— WHAT TO DO —
Count the lines of the data below that include the string "true", and provide nothing but the result.

— RECORDS PROVIDED —
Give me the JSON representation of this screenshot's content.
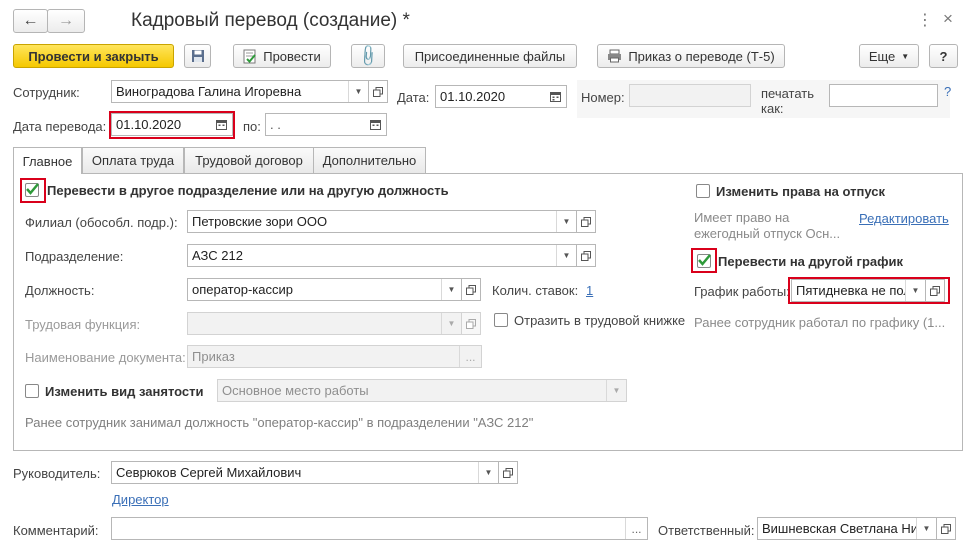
{
  "window": {
    "title": "Кадровый перевод (создание) *"
  },
  "toolbar": {
    "post_close": "Провести и закрыть",
    "post": "Провести",
    "attached_files": "Присоединенные файлы",
    "order": "Приказ о переводе (Т-5)",
    "more": "Еще",
    "help": "?"
  },
  "header": {
    "employee_label": "Сотрудник:",
    "employee": "Виноградова Галина Игоревна",
    "date_label": "Дата:",
    "date": "01.10.2020",
    "number_label": "Номер:",
    "number": "",
    "print_as_label_1": "печатать",
    "print_as_label_2": "как:",
    "print_as": "",
    "transfer_date_label": "Дата перевода:",
    "transfer_date": "01.10.2020",
    "to_label": "по:",
    "to_date": " .  .",
    "help_mark": "?"
  },
  "tabs": [
    "Главное",
    "Оплата труда",
    "Трудовой договор",
    "Дополнительно"
  ],
  "main": {
    "transfer_check": "Перевести в другое подразделение или на другую должность",
    "branch_label": "Филиал (обособл. подр.):",
    "branch": "Петровские зори ООО",
    "dept_label": "Подразделение:",
    "dept": "АЗС 212",
    "position_label": "Должность:",
    "position": "оператор-кассир",
    "rates_label": "Колич. ставок:",
    "rates": "1",
    "function_label": "Трудовая функция:",
    "function": "",
    "workbook_check": "Отразить в трудовой книжке",
    "docname_label": "Наименование документа:",
    "docname": "Приказ",
    "employment_check": "Изменить вид занятости",
    "employment": "Основное место работы",
    "previous_note": "Ранее сотрудник занимал должность \"оператор-кассир\" в подразделении \"АЗС 212\"",
    "vacation_check": "Изменить права на отпуск",
    "vacation_note_1": "Имеет право на",
    "vacation_note_2": "ежегодный отпуск Осн...",
    "edit_link": "Редактировать",
    "schedule_check": "Перевести на другой график",
    "schedule_label": "График работы:",
    "schedule": "Пятидневка не пол",
    "schedule_note": "Ранее сотрудник работал по графику (1..."
  },
  "footer": {
    "manager_label": "Руководитель:",
    "manager": "Севрюков Сергей Михайлович",
    "manager_position": "Директор",
    "comment_label": "Комментарий:",
    "comment": "",
    "responsible_label": "Ответственный:",
    "responsible": "Вишневская Светлана Ни"
  }
}
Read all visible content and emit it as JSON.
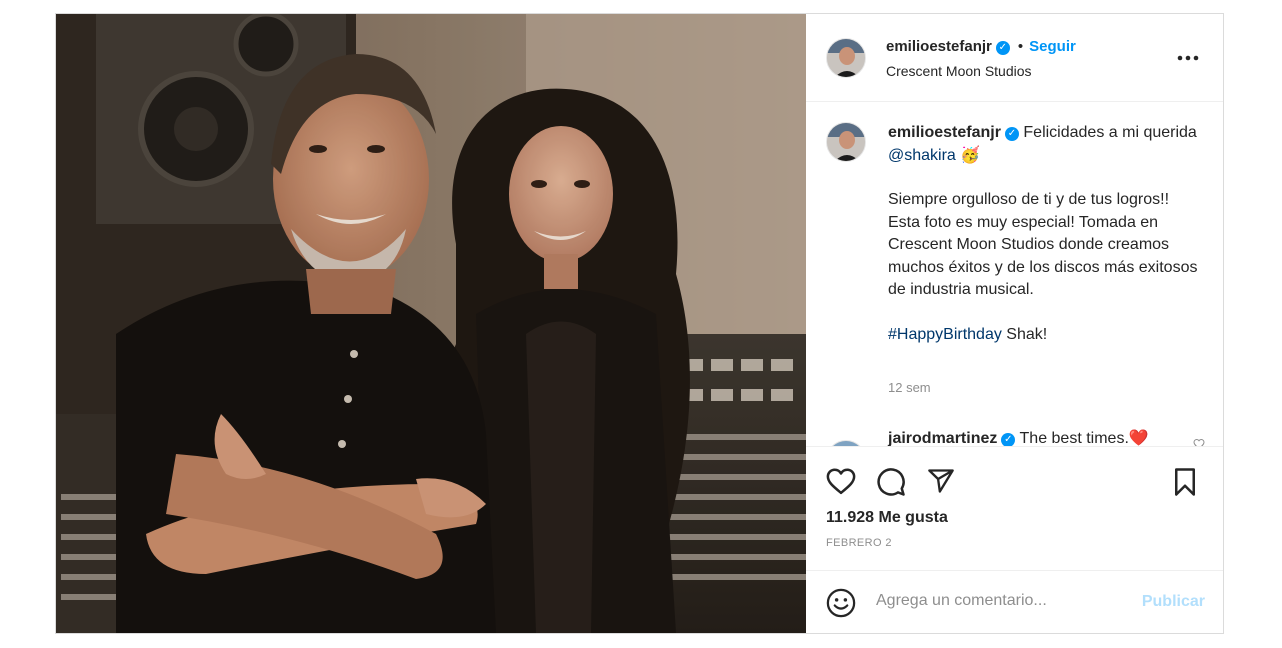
{
  "post": {
    "author": {
      "username": "emilioestefanjr",
      "verified": true,
      "follow_label": "Seguir",
      "location": "Crescent Moon Studios",
      "more_label": "•••"
    },
    "caption": {
      "username": "emilioestefanjr",
      "text_1": "Felicidades a mi querida",
      "mention": "@shakira",
      "emoji": "🥳",
      "para_1": "Siempre orgulloso de ti y de tus logros!!",
      "para_2": "Esta foto es muy especial! Tomada en Crescent Moon Studios donde creamos muchos éxitos y de los discos más exitosos de industria musical.",
      "hashtag": "#HappyBirthday",
      "hashtag_tail": "Shak!",
      "time_ago": "12 sem"
    },
    "comments": [
      {
        "username": "jairodmartinez",
        "verified": true,
        "text": "The best times.",
        "emoji": "❤️"
      }
    ],
    "actions": {
      "like_icon": "heart-outline-icon",
      "comment_icon": "comment-bubble-icon",
      "share_icon": "paper-plane-icon",
      "save_icon": "bookmark-icon"
    },
    "likes_label": "11.928 Me gusta",
    "date_label": "FEBRERO 2",
    "add_comment": {
      "emoji_icon": "smiley-icon",
      "placeholder": "Agrega un comentario...",
      "publish_label": "Publicar"
    }
  },
  "colors": {
    "link_blue": "#0095f6",
    "mention_blue": "#00376b",
    "muted": "#8e8e8e",
    "publish_disabled": "#b2dffc",
    "heart_red": "#ed4956"
  }
}
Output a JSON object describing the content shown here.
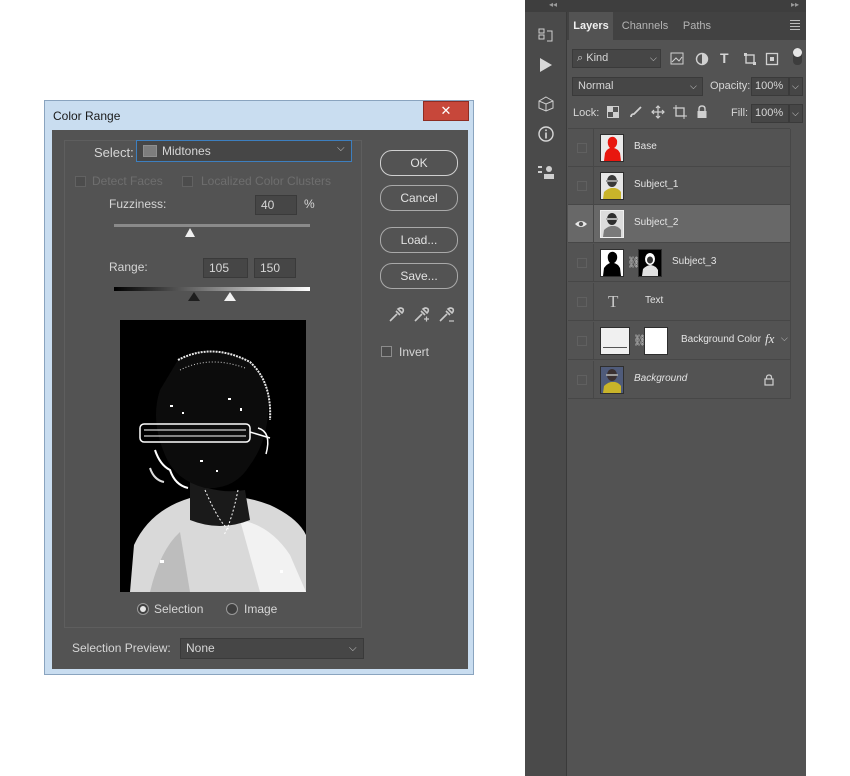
{
  "dialog": {
    "title": "Color Range",
    "close_glyph": "✕",
    "select_label": "Select:",
    "select_value": "Midtones",
    "detect_faces": "Detect Faces",
    "localized_clusters": "Localized Color Clusters",
    "fuzziness_label": "Fuzziness:",
    "fuzziness_value": "40",
    "fuzziness_unit": "%",
    "fuzziness_level": 0.39,
    "range_label": "Range:",
    "range_low": "105",
    "range_high": "150",
    "range_low_level": 0.41,
    "range_high_level": 0.59,
    "buttons": {
      "ok": "OK",
      "cancel": "Cancel",
      "load": "Load...",
      "save": "Save..."
    },
    "invert_label": "Invert",
    "view_selection": "Selection",
    "view_image": "Image",
    "preview_label": "Selection Preview:",
    "preview_value": "None"
  },
  "layers_panel": {
    "collapse_glyph": "◂◂",
    "expand_glyph": "▸▸",
    "tabs": [
      "Layers",
      "Channels",
      "Paths"
    ],
    "active_tab": "Layers",
    "filter_kind": "Kind",
    "blend_mode": "Normal",
    "opacity_label": "Opacity:",
    "opacity_value": "100%",
    "lock_label": "Lock:",
    "fill_label": "Fill:",
    "fill_value": "100%",
    "layers": [
      {
        "name": "Base",
        "visible": false
      },
      {
        "name": "Subject_1",
        "visible": false
      },
      {
        "name": "Subject_2",
        "visible": true,
        "selected": true
      },
      {
        "name": "Subject_3",
        "visible": false
      },
      {
        "name": "Text",
        "visible": false
      },
      {
        "name": "Background Color",
        "visible": false,
        "fx": "fx"
      },
      {
        "name": "Background",
        "visible": false,
        "locked": true
      }
    ],
    "text_glyph": "T",
    "colors": {
      "selected_row": "#686868",
      "base_thumb": "#e8170f",
      "subject_shirt": "#c9b42a"
    }
  }
}
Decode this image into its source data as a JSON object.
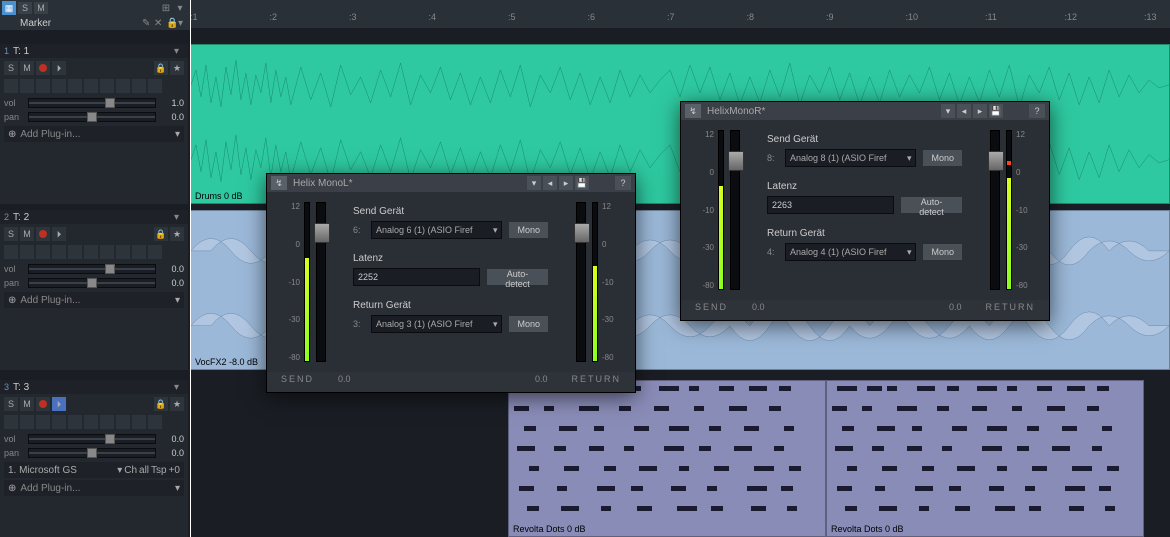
{
  "topbar": {
    "s": "S",
    "m": "M"
  },
  "marker": {
    "label": "Marker"
  },
  "ruler": {
    "ticks": [
      "1",
      "2",
      "3",
      "4",
      "5",
      "6",
      "7",
      "8",
      "9",
      "10",
      "11",
      "12",
      "13"
    ]
  },
  "tracks": [
    {
      "num": "1",
      "name": "T: 1",
      "vol_label": "vol",
      "vol_val": "1.0",
      "pan_label": "pan",
      "pan_val": "0.0",
      "plugin": "Add Plug-in...",
      "clip_label": "Drums  0 dB"
    },
    {
      "num": "2",
      "name": "T: 2",
      "vol_label": "vol",
      "vol_val": "0.0",
      "pan_label": "pan",
      "pan_val": "0.0",
      "plugin": "Add Plug-in...",
      "clip_label": "VocFX2   -8.0 dB"
    },
    {
      "num": "3",
      "name": "T: 3",
      "vol_label": "vol",
      "vol_val": "0.0",
      "pan_label": "pan",
      "pan_val": "0.0",
      "fx_row": {
        "a": "1. Microsoft GS",
        "b": "Ch",
        "c": "all",
        "d": "Tsp",
        "e": "+0"
      },
      "plugin": "Add Plug-in...",
      "clip_label_a": "Revolta Dots   0 dB",
      "clip_label_b": "Revolta Dots   0 dB"
    }
  ],
  "dialogs": [
    {
      "title": "Helix MonoL*",
      "help": "?",
      "scale_labels": [
        "12",
        "0",
        "-10",
        "-30",
        "-80"
      ],
      "send_label": "SEND",
      "send_val": "0.0",
      "return_label": "RETURN",
      "return_val": "0.0",
      "send_device_label": "Send Gerät",
      "send_device_num": "6:",
      "send_device_val": "Analog 6 (1)  (ASIO Firef",
      "mono": "Mono",
      "latency_label": "Latenz",
      "latency_val": "2252",
      "autodetect": "Auto-detect",
      "return_device_label": "Return Gerät",
      "return_device_num": "3:",
      "return_device_val": "Analog 3 (1)  (ASIO Firef"
    },
    {
      "title": "HelixMonoR*",
      "help": "?",
      "scale_labels": [
        "12",
        "0",
        "-10",
        "-30",
        "-80"
      ],
      "send_label": "SEND",
      "send_val": "0.0",
      "return_label": "RETURN",
      "return_val": "0.0",
      "send_device_label": "Send Gerät",
      "send_device_num": "8:",
      "send_device_val": "Analog 8 (1)  (ASIO Firef",
      "mono": "Mono",
      "latency_label": "Latenz",
      "latency_val": "2263",
      "autodetect": "Auto-detect",
      "return_device_label": "Return Gerät",
      "return_device_num": "4:",
      "return_device_val": "Analog 4 (1)  (ASIO Firef"
    }
  ]
}
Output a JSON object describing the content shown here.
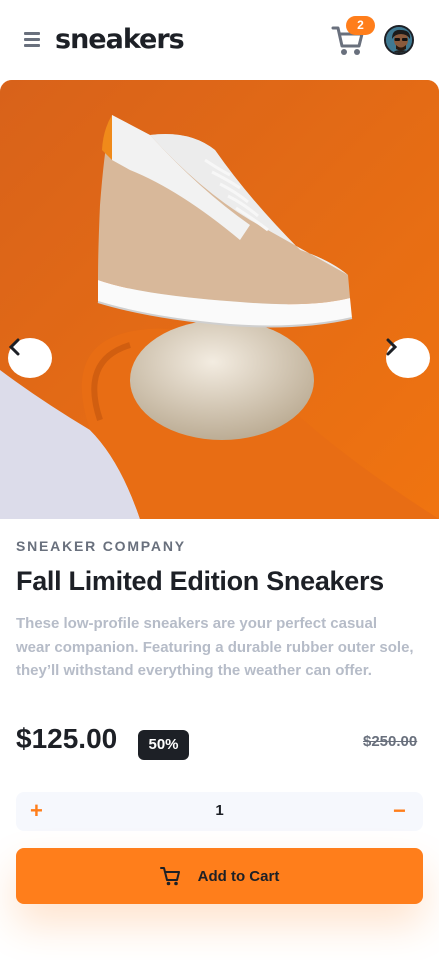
{
  "header": {
    "logo": "sneakers",
    "cart_count": "2",
    "menu_icon": "hamburger-icon",
    "cart_icon": "cart-icon"
  },
  "gallery": {
    "prev_icon": "chevron-left-icon",
    "next_icon": "chevron-right-icon"
  },
  "product": {
    "company": "SNEAKER COMPANY",
    "title": "Fall Limited Edition Sneakers",
    "description": "These low-profile sneakers are your perfect casual wear companion. Featuring a durable rubber outer sole, they’ll withstand everything the weather can offer.",
    "price": "$125.00",
    "discount": "50%",
    "original_price": "$250.00"
  },
  "quantity": {
    "plus": "+",
    "value": "1",
    "minus": "−"
  },
  "cta": {
    "add_to_cart": "Add to Cart"
  },
  "colors": {
    "accent": "#ff7e1b",
    "dark": "#1d2026",
    "muted": "#69707d",
    "light_text": "#b6bcc8",
    "qty_bg": "#f6f8fd"
  }
}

— RESULT OF THE EXERCISE —
5